(SOURCE DATA begins)

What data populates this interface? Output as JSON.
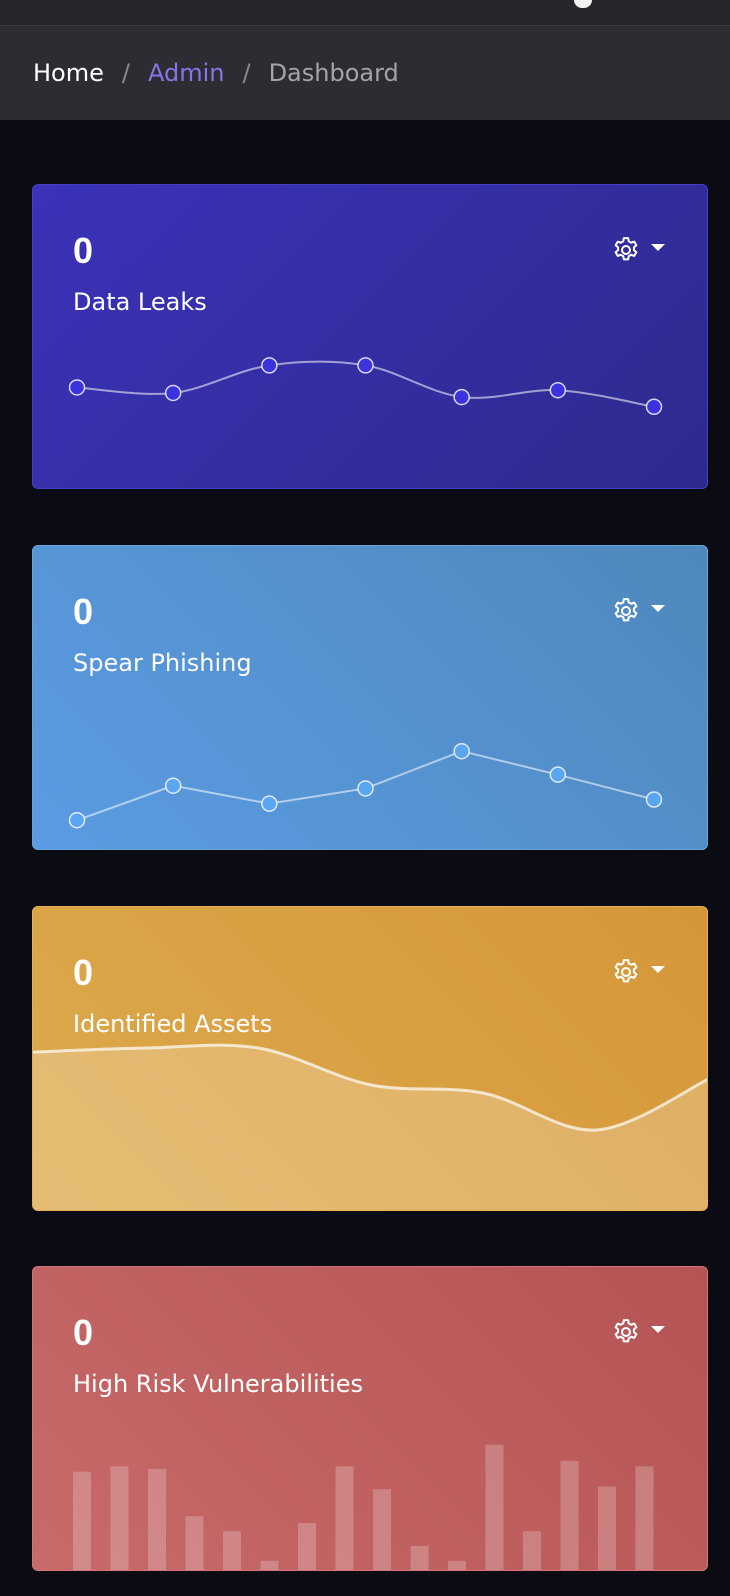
{
  "breadcrumb": {
    "home": "Home",
    "admin": "Admin",
    "current": "Dashboard",
    "separator": "/"
  },
  "cards": [
    {
      "value": "0",
      "label": "Data Leaks",
      "icon": "gear-icon",
      "color": "#3b32b8",
      "chart_data": {
        "type": "line",
        "values": [
          62,
          58,
          78,
          78,
          55,
          60,
          48
        ]
      }
    },
    {
      "value": "0",
      "label": "Spear Phishing",
      "icon": "gear-icon",
      "color": "#5a9be2",
      "chart_data": {
        "type": "line",
        "values": [
          10,
          35,
          22,
          33,
          60,
          43,
          25
        ]
      }
    },
    {
      "value": "0",
      "label": "Identified Assets",
      "icon": "gear-icon",
      "color": "#d59638",
      "chart_data": {
        "type": "area",
        "values": [
          78,
          80,
          80,
          62,
          58,
          40,
          65
        ]
      }
    },
    {
      "value": "0",
      "label": "High Risk Vulnerabilities",
      "icon": "gear-icon",
      "color": "#c86a6a",
      "chart_data": {
        "type": "bar",
        "values": [
          78,
          82,
          80,
          45,
          34,
          12,
          40,
          82,
          65,
          23,
          12,
          98,
          34,
          86,
          67,
          82
        ]
      }
    }
  ]
}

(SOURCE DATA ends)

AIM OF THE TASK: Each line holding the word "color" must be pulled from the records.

OUTPUT FOR THIS EXERCISE:
      "color": "#3b32b8",
      "color": "#5a9be2",
      "color": "#d59638",
      "color": "#c86a6a",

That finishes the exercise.